MyD88-mediated cells against C. rodentium identified

Knock-in Mouse Model

Cre-Lox recombinase mice used to evaluate immunity against C. rodentium (CDC, PHIL: ID 13217)

Citrobacter rodentium-induced inflammation is a commonly used animal model for enterohemorragic Escherichia coli (EHEC) infection. It is known that C. rodentium infection is an attaching-effacing bacterium that activates T cells associated with colitic symptoms.

Upon activation, myeloid differentiation primary response gene 88 (MyD88) causes a signalling cascade involving Toll-like receptors (TLRs) and IL-1 receptor. Its signalling has been found in a number of cell types of the intestine, but was not previously implicated in C. rodentium infection.

Researchers developed a knock-in mouse model to evaluate cell-specific expression of MyD88. This allowed researchers to determine which cell types are essential for response and protection against C. rodentium infection. Cre-recombinase CD11c and LysM models were investigated, where functional signalling of MyD88 was only found in CD11c+ models. CD11c+ mice orally infected with C. rodentium had a high survival rate immediately after infection, which later decreased as the infection progressed, suggesting that CD11c+ mice were protected against C. rodentium infection most effectively at the early stages.

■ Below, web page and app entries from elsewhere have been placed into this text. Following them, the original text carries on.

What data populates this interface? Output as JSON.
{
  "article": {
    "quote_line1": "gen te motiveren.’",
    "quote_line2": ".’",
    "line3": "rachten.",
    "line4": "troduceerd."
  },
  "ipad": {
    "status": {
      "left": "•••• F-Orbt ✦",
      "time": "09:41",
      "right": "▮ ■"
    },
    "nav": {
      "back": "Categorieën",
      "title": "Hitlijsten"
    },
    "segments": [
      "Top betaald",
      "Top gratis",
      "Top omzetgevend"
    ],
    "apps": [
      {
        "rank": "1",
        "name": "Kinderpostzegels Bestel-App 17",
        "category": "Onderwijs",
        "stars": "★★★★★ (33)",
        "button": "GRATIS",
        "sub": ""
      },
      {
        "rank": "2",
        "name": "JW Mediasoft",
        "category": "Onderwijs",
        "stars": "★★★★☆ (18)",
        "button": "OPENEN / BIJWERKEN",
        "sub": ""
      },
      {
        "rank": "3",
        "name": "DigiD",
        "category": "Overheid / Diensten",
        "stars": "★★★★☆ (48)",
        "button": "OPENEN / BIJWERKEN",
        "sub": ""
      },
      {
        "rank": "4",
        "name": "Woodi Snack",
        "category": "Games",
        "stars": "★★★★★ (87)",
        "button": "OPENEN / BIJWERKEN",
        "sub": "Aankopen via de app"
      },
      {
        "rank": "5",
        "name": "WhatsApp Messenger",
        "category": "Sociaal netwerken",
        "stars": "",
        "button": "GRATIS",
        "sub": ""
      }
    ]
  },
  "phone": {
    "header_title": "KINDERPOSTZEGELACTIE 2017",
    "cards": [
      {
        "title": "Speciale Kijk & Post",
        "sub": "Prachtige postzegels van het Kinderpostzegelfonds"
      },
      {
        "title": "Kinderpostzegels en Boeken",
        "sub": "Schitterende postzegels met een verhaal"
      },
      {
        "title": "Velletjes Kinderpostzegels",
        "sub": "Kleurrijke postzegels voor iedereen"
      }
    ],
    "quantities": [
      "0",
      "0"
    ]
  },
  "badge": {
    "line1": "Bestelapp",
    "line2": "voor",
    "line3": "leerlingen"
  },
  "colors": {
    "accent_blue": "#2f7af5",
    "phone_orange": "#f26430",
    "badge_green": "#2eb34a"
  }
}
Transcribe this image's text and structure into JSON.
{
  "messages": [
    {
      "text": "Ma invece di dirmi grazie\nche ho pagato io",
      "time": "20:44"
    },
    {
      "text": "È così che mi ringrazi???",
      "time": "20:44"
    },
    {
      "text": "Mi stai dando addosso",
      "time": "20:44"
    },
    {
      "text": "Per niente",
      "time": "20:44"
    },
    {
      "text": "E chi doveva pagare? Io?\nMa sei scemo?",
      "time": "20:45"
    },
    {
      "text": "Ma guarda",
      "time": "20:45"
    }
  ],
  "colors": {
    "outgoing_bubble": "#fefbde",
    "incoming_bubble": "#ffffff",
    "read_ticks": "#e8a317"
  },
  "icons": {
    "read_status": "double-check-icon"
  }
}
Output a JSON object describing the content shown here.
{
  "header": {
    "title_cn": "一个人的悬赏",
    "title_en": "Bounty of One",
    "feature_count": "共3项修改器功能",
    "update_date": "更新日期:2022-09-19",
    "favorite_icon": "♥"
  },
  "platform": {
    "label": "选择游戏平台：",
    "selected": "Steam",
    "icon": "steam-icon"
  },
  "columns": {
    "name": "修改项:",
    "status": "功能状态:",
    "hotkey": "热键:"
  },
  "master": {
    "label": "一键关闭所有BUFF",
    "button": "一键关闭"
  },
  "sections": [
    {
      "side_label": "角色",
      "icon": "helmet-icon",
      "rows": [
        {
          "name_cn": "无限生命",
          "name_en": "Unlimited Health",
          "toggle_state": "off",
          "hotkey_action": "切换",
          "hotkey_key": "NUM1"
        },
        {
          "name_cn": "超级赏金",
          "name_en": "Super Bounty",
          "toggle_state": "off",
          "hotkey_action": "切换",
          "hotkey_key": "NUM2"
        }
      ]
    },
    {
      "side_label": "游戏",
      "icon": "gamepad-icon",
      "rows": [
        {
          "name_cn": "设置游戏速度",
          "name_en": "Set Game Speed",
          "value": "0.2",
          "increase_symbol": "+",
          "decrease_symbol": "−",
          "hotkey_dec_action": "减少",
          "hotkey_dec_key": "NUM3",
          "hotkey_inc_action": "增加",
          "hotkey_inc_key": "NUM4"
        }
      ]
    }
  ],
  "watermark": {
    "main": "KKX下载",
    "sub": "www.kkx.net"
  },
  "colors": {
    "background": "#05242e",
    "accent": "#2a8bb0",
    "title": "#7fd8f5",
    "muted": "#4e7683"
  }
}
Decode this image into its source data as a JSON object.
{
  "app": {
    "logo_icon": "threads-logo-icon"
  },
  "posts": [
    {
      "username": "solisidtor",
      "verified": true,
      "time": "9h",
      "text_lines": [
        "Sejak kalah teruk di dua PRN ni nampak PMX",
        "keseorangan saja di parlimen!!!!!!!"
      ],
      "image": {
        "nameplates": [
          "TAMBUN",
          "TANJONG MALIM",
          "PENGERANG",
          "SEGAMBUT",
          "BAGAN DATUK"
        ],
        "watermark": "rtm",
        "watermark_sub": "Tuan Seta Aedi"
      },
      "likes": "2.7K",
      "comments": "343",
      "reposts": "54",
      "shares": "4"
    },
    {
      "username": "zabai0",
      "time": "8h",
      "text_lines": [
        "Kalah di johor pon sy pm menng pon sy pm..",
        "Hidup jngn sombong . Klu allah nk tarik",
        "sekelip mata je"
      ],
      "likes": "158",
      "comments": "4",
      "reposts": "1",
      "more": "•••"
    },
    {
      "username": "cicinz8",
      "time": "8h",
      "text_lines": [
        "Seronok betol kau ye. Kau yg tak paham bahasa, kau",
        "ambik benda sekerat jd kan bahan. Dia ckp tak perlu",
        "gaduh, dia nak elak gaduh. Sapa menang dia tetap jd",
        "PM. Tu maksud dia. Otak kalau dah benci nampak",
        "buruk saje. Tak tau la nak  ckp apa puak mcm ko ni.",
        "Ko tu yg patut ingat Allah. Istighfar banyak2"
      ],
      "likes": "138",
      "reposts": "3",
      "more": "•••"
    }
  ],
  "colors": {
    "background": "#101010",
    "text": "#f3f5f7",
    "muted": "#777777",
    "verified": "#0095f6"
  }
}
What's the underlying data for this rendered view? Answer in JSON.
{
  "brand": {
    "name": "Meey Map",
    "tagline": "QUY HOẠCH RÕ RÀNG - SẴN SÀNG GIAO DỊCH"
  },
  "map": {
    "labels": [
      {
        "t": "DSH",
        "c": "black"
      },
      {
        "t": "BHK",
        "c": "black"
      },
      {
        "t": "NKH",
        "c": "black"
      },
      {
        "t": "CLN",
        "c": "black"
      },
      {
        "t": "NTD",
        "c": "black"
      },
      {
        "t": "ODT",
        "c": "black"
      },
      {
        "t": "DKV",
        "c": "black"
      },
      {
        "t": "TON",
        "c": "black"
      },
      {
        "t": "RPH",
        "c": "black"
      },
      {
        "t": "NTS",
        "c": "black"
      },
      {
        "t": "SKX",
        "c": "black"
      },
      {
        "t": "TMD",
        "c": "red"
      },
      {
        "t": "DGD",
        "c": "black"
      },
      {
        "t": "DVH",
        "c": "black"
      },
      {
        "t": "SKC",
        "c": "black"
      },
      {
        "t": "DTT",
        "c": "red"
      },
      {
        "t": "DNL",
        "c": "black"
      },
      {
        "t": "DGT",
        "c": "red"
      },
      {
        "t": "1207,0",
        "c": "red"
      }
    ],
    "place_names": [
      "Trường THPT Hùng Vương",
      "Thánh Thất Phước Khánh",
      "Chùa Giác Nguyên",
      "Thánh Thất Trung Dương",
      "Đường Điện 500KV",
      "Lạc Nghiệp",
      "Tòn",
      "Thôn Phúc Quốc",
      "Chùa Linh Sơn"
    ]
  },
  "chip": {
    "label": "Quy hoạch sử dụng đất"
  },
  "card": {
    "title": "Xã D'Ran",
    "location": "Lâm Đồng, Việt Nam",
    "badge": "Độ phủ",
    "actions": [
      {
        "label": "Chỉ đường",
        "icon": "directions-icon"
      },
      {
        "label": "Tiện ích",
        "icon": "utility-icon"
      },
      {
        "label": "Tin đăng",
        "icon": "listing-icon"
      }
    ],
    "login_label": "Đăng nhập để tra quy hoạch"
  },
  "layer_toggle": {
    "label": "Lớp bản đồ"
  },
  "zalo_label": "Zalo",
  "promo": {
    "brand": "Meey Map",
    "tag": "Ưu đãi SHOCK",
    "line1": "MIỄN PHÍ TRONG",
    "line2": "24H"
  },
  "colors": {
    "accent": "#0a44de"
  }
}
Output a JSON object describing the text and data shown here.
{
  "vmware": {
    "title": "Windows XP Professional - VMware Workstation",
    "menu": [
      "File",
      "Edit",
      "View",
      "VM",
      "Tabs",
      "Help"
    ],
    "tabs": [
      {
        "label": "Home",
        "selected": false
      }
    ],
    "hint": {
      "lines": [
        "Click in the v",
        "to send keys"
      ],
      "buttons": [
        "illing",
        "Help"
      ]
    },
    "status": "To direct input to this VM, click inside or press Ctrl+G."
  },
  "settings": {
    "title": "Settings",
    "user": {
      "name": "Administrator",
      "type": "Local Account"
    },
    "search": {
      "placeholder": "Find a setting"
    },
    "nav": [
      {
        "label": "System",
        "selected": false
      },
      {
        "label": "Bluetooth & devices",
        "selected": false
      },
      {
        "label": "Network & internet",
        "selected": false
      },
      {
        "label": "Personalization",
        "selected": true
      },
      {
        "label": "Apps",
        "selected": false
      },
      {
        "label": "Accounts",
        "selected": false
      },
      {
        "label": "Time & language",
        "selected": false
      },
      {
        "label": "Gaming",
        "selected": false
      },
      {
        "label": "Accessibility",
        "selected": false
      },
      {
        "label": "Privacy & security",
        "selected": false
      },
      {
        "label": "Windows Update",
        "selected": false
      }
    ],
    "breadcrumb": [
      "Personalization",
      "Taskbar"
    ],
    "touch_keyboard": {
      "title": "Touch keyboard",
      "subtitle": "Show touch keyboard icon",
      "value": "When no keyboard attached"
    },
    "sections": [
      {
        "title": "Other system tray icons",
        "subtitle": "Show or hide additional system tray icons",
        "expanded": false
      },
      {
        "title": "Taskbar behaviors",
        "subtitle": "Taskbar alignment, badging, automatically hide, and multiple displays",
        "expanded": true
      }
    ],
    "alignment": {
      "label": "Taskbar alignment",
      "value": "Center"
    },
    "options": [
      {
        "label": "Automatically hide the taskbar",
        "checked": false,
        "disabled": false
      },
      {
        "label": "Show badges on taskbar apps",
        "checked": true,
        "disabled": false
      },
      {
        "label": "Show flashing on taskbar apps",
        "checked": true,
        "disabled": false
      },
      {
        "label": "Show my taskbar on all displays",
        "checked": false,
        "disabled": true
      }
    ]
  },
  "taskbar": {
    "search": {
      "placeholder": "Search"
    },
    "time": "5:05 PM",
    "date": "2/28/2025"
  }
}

In MyD-OFF mice, typical inflammatory responses were absent. Colonic tissue was consequently damaged and underwent crypt hyperplasia, as well as damage to the mucosa. There was very little secretion of interleukins, including IL-17A, IL-22, and IFN-γ. However, when MyD88 function was restored (in MyD-ON mice), there was a significant reactivation of the T cell response, where there was a marked increased in the innate lymphoid cell 3 (ILC3) that were responsible for secreting the interleukins and no gangrenous mucosal damage. This model isolated the functionality of MyD88 and indicated that MyD88 signalling triggered the activation of specific cells, particularly dendritic cells and intestinal epithelial cells. This is logical since C. rodentium infection is followed by a strong T cell response and is associated with interfering with intestinal barriers. Interestingly, restoring MyD88 function at only ILC3 and T cells was not sufficient to for immune induction against C. rodentium. Yet, restoring MyD88 function at intestinal epithelial cells indicated host resistance, increased barrier function, and reduced hepatic bacterial load.

In conclusion, researchers were able to illuminate MyD88 function and its role in the larger, cooperative host response against C. rodentium.

Journal Article: Friedrich et al., 2017. MyD88 signaling in dendritic cells and the intestinal epithelium controls immunity against intestinal infection with C. rodentiumPLOS Pathogens


Article by Rebecca Ng

International Union of Immunological SocietiesUniversity of South AfricaInstitute of Infectious Disease and Molecular MedicineScience Education PrizesElizabeth Glazer Pediatric Aids Foundation